Try adding a brief fade at the beginning and end of the work. That will suppress the pop if we don’t resolve it any other way.

You’re not losing any significant volume with errors that small. There is a just noticeable shift in volume when you make a 6dB error in signal. That’s half and double.

Dig around in Audacity Preferences and turn off anything with “dithering” in the title.

edit: You might restart Audacity after you do that.


Thanks for the help, Koz. Suppressing the pop the way you suggest works, of course, but I’d rather not do that because obviously it only works when you play the whole track from beginning to end. Stop or start in the middle and you’re ‘jumping in’ to the offset and you still get the pop.

I’m at a different PC now but will try looking for dithering options next time. I know there are some to do with sample rate conversion, but that wouldn’t seem relevant here. I’ll report back. In the meantime, any one else any ideas what’s going on?

What is the “bit format” for your track?
The default is 32 bit float and with that setting there should be absolutely no added noise from using the Normalize effect if you have “DC offset correction” enabled and “Normalize maximum amplitude” disabled. This is irrespective of the dither settings as dither is not applied when processing 32-bit float data.

When audio has a huge DC offset, it cannot get very loud. When audio gets louder, the noise becomes more perceivable. Maybe this is the “problem”?

Try normalizing it, but only remove the DC offset. If that does not cause any problems, then you just have a noisy configuration.

My original post was already quite long, so I simplified one factor which I didn’t think could be relevant. Sorry – it now looks like it is. In fact there are two sound cards in the PC: the on-board Realtek, which I am using for recording as I stated; but there’s also a discrete C-media CMI8738 PCI card, which I am using for playback (just the usual 3.5mm analogue stereo line out: nothing fancy, nothing digital).

When I route output through the C-media card in Preferences > Devices, I hear the bizarre added noise, exactly as described in my original post. When, however, I route the output through the Realtek device (i.e. if I use the same on-board sound for recording and playback, and don’t use the supposedly superior discrete card at all) there is no noise added by the Normalize filter. This is playing back exactly the same file, through the same amp and headphones; just the sound card has changed!

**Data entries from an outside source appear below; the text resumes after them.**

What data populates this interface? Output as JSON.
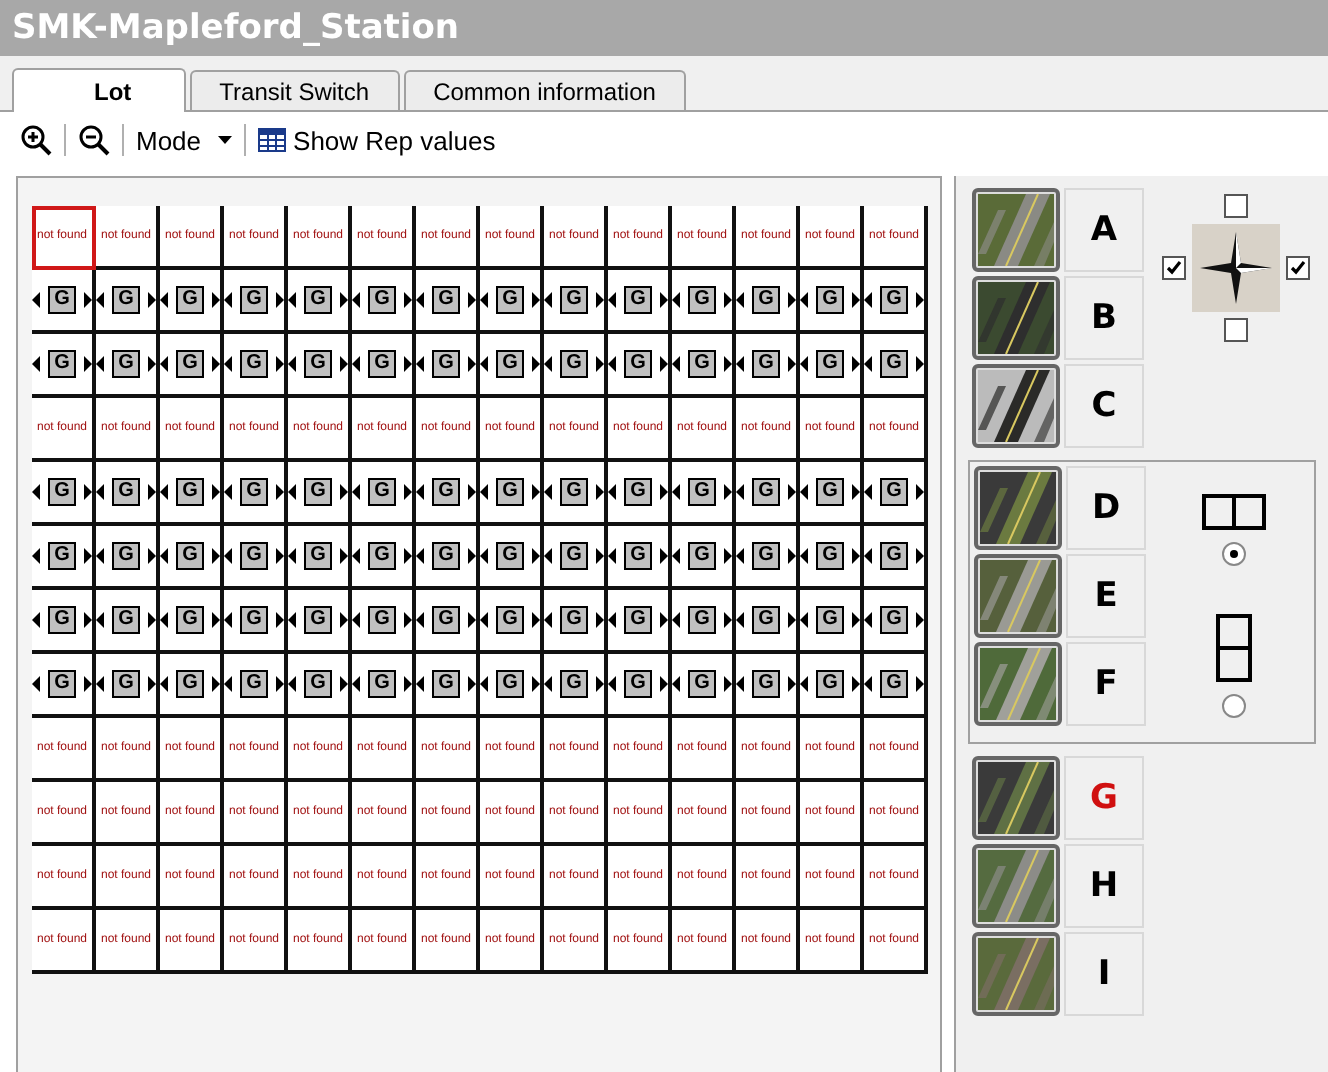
{
  "window": {
    "title": "SMK-Mapleford_Station"
  },
  "tabs": [
    {
      "label": "Lot",
      "selected": true
    },
    {
      "label": "Transit Switch",
      "selected": false
    },
    {
      "label": "Common information",
      "selected": false
    }
  ],
  "toolbar": {
    "mode": "Mode",
    "show_rep": "Show Rep values"
  },
  "grid": {
    "rows": [
      {
        "kind": "missing",
        "cells": [
          {
            "text": "not found",
            "selected": true
          },
          {
            "text": "not found",
            "selected": false
          },
          {
            "text": "not found",
            "selected": false
          },
          {
            "text": "not found",
            "selected": false
          },
          {
            "text": "not found",
            "selected": false
          },
          {
            "text": "not found",
            "selected": false
          },
          {
            "text": "not found",
            "selected": false
          },
          {
            "text": "not found",
            "selected": false
          },
          {
            "text": "not found",
            "selected": false
          },
          {
            "text": "not found",
            "selected": false
          },
          {
            "text": "not found",
            "selected": false
          },
          {
            "text": "not found",
            "selected": false
          },
          {
            "text": "not found",
            "selected": false
          },
          {
            "text": "not found",
            "selected": false
          }
        ]
      },
      {
        "kind": "g",
        "cells": [
          {
            "text": "G",
            "selected": false
          },
          {
            "text": "G",
            "selected": false
          },
          {
            "text": "G",
            "selected": false
          },
          {
            "text": "G",
            "selected": false
          },
          {
            "text": "G",
            "selected": false
          },
          {
            "text": "G",
            "selected": false
          },
          {
            "text": "G",
            "selected": false
          },
          {
            "text": "G",
            "selected": false
          },
          {
            "text": "G",
            "selected": false
          },
          {
            "text": "G",
            "selected": false
          },
          {
            "text": "G",
            "selected": false
          },
          {
            "text": "G",
            "selected": false
          },
          {
            "text": "G",
            "selected": false
          },
          {
            "text": "G",
            "selected": false
          }
        ]
      },
      {
        "kind": "g",
        "cells": [
          {
            "text": "G",
            "selected": false
          },
          {
            "text": "G",
            "selected": false
          },
          {
            "text": "G",
            "selected": false
          },
          {
            "text": "G",
            "selected": false
          },
          {
            "text": "G",
            "selected": false
          },
          {
            "text": "G",
            "selected": false
          },
          {
            "text": "G",
            "selected": false
          },
          {
            "text": "G",
            "selected": false
          },
          {
            "text": "G",
            "selected": false
          },
          {
            "text": "G",
            "selected": false
          },
          {
            "text": "G",
            "selected": false
          },
          {
            "text": "G",
            "selected": false
          },
          {
            "text": "G",
            "selected": false
          },
          {
            "text": "G",
            "selected": false
          }
        ]
      },
      {
        "kind": "missing",
        "cells": [
          {
            "text": "not found",
            "selected": false
          },
          {
            "text": "not found",
            "selected": false
          },
          {
            "text": "not found",
            "selected": false
          },
          {
            "text": "not found",
            "selected": false
          },
          {
            "text": "not found",
            "selected": false
          },
          {
            "text": "not found",
            "selected": false
          },
          {
            "text": "not found",
            "selected": false
          },
          {
            "text": "not found",
            "selected": false
          },
          {
            "text": "not found",
            "selected": false
          },
          {
            "text": "not found",
            "selected": false
          },
          {
            "text": "not found",
            "selected": false
          },
          {
            "text": "not found",
            "selected": false
          },
          {
            "text": "not found",
            "selected": false
          },
          {
            "text": "not found",
            "selected": false
          }
        ]
      },
      {
        "kind": "g",
        "cells": [
          {
            "text": "G",
            "selected": false
          },
          {
            "text": "G",
            "selected": false
          },
          {
            "text": "G",
            "selected": false
          },
          {
            "text": "G",
            "selected": false
          },
          {
            "text": "G",
            "selected": false
          },
          {
            "text": "G",
            "selected": false
          },
          {
            "text": "G",
            "selected": false
          },
          {
            "text": "G",
            "selected": false
          },
          {
            "text": "G",
            "selected": false
          },
          {
            "text": "G",
            "selected": false
          },
          {
            "text": "G",
            "selected": false
          },
          {
            "text": "G",
            "selected": false
          },
          {
            "text": "G",
            "selected": false
          },
          {
            "text": "G",
            "selected": false
          }
        ]
      },
      {
        "kind": "g",
        "cells": [
          {
            "text": "G",
            "selected": false
          },
          {
            "text": "G",
            "selected": false
          },
          {
            "text": "G",
            "selected": false
          },
          {
            "text": "G",
            "selected": false
          },
          {
            "text": "G",
            "selected": false
          },
          {
            "text": "G",
            "selected": false
          },
          {
            "text": "G",
            "selected": false
          },
          {
            "text": "G",
            "selected": false
          },
          {
            "text": "G",
            "selected": false
          },
          {
            "text": "G",
            "selected": false
          },
          {
            "text": "G",
            "selected": false
          },
          {
            "text": "G",
            "selected": false
          },
          {
            "text": "G",
            "selected": false
          },
          {
            "text": "G",
            "selected": false
          }
        ]
      },
      {
        "kind": "g",
        "cells": [
          {
            "text": "G",
            "selected": false
          },
          {
            "text": "G",
            "selected": false
          },
          {
            "text": "G",
            "selected": false
          },
          {
            "text": "G",
            "selected": false
          },
          {
            "text": "G",
            "selected": false
          },
          {
            "text": "G",
            "selected": false
          },
          {
            "text": "G",
            "selected": false
          },
          {
            "text": "G",
            "selected": false
          },
          {
            "text": "G",
            "selected": false
          },
          {
            "text": "G",
            "selected": false
          },
          {
            "text": "G",
            "selected": false
          },
          {
            "text": "G",
            "selected": false
          },
          {
            "text": "G",
            "selected": false
          },
          {
            "text": "G",
            "selected": false
          }
        ]
      },
      {
        "kind": "g",
        "cells": [
          {
            "text": "G",
            "selected": false
          },
          {
            "text": "G",
            "selected": false
          },
          {
            "text": "G",
            "selected": false
          },
          {
            "text": "G",
            "selected": false
          },
          {
            "text": "G",
            "selected": false
          },
          {
            "text": "G",
            "selected": false
          },
          {
            "text": "G",
            "selected": false
          },
          {
            "text": "G",
            "selected": false
          },
          {
            "text": "G",
            "selected": false
          },
          {
            "text": "G",
            "selected": false
          },
          {
            "text": "G",
            "selected": false
          },
          {
            "text": "G",
            "selected": false
          },
          {
            "text": "G",
            "selected": false
          },
          {
            "text": "G",
            "selected": false
          }
        ]
      },
      {
        "kind": "missing",
        "cells": [
          {
            "text": "not found",
            "selected": false
          },
          {
            "text": "not found",
            "selected": false
          },
          {
            "text": "not found",
            "selected": false
          },
          {
            "text": "not found",
            "selected": false
          },
          {
            "text": "not found",
            "selected": false
          },
          {
            "text": "not found",
            "selected": false
          },
          {
            "text": "not found",
            "selected": false
          },
          {
            "text": "not found",
            "selected": false
          },
          {
            "text": "not found",
            "selected": false
          },
          {
            "text": "not found",
            "selected": false
          },
          {
            "text": "not found",
            "selected": false
          },
          {
            "text": "not found",
            "selected": false
          },
          {
            "text": "not found",
            "selected": false
          },
          {
            "text": "not found",
            "selected": false
          }
        ]
      },
      {
        "kind": "missing",
        "cells": [
          {
            "text": "not found",
            "selected": false
          },
          {
            "text": "not found",
            "selected": false
          },
          {
            "text": "not found",
            "selected": false
          },
          {
            "text": "not found",
            "selected": false
          },
          {
            "text": "not found",
            "selected": false
          },
          {
            "text": "not found",
            "selected": false
          },
          {
            "text": "not found",
            "selected": false
          },
          {
            "text": "not found",
            "selected": false
          },
          {
            "text": "not found",
            "selected": false
          },
          {
            "text": "not found",
            "selected": false
          },
          {
            "text": "not found",
            "selected": false
          },
          {
            "text": "not found",
            "selected": false
          },
          {
            "text": "not found",
            "selected": false
          },
          {
            "text": "not found",
            "selected": false
          }
        ]
      },
      {
        "kind": "missing",
        "cells": [
          {
            "text": "not found",
            "selected": false
          },
          {
            "text": "not found",
            "selected": false
          },
          {
            "text": "not found",
            "selected": false
          },
          {
            "text": "not found",
            "selected": false
          },
          {
            "text": "not found",
            "selected": false
          },
          {
            "text": "not found",
            "selected": false
          },
          {
            "text": "not found",
            "selected": false
          },
          {
            "text": "not found",
            "selected": false
          },
          {
            "text": "not found",
            "selected": false
          },
          {
            "text": "not found",
            "selected": false
          },
          {
            "text": "not found",
            "selected": false
          },
          {
            "text": "not found",
            "selected": false
          },
          {
            "text": "not found",
            "selected": false
          },
          {
            "text": "not found",
            "selected": false
          }
        ]
      },
      {
        "kind": "missing",
        "cells": [
          {
            "text": "not found",
            "selected": false
          },
          {
            "text": "not found",
            "selected": false
          },
          {
            "text": "not found",
            "selected": false
          },
          {
            "text": "not found",
            "selected": false
          },
          {
            "text": "not found",
            "selected": false
          },
          {
            "text": "not found",
            "selected": false
          },
          {
            "text": "not found",
            "selected": false
          },
          {
            "text": "not found",
            "selected": false
          },
          {
            "text": "not found",
            "selected": false
          },
          {
            "text": "not found",
            "selected": false
          },
          {
            "text": "not found",
            "selected": false
          },
          {
            "text": "not found",
            "selected": false
          },
          {
            "text": "not found",
            "selected": false
          },
          {
            "text": "not found",
            "selected": false
          }
        ]
      }
    ]
  },
  "tile_groups": [
    {
      "tiles": [
        {
          "label": "A",
          "selected": false
        },
        {
          "label": "B",
          "selected": false
        },
        {
          "label": "C",
          "selected": false
        }
      ],
      "directions": {
        "top": false,
        "left": true,
        "right": true,
        "bottom": false
      }
    },
    {
      "tiles": [
        {
          "label": "D",
          "selected": false
        },
        {
          "label": "E",
          "selected": false
        },
        {
          "label": "F",
          "selected": false
        }
      ],
      "layouts": [
        {
          "kind": "horizontal",
          "selected": true
        },
        {
          "kind": "vertical",
          "selected": false
        }
      ]
    },
    {
      "tiles": [
        {
          "label": "G",
          "selected": true
        },
        {
          "label": "H",
          "selected": false
        },
        {
          "label": "I",
          "selected": false
        }
      ]
    }
  ]
}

So the Audacity filter is not adding noise. The sections with DC offset and the sections without DC offset sound exactly the same (except for the small ‘pop’ at the beginning and end, of course) through the Realtek chip. But through the C-media chip, the section with the DC offset removed is considerably noisier (as if you were switching Dolby noise reduction on and off on an old tape machine). This is the same file, remember.

My best guess is that there is some wild linearity problem in the DAC of the C-media chip which causes signals nearer the zero crossover to be over-emphasized in comparison with the same signal elsewhere in the range. Or perhaps a bug in the C-media driver that’s not passing quite the correct numbers in to the DAC near the zero crossover? Anyone ever heard of anything like this? Or have any better explanations?

This is a new one for me, though your suggestion of “perhaps a bug in the C-media driver that’s not passing quite the correct numbers in to the DAC near the zero crossover” sounds like the most likely explanation. I’ve seen quite a lot of weird and apparently inexplicable problems that have been due to driver bugs.

One other possibility that comes to mind is if the C-media device is physically located to a source of electrical noise it could be picking up interference that only becomes apparent in the absence of an audio signal. If this is a PCI sound card you could try moving it to a different PCI slot (preferably as far away from the power supply and video card as possible).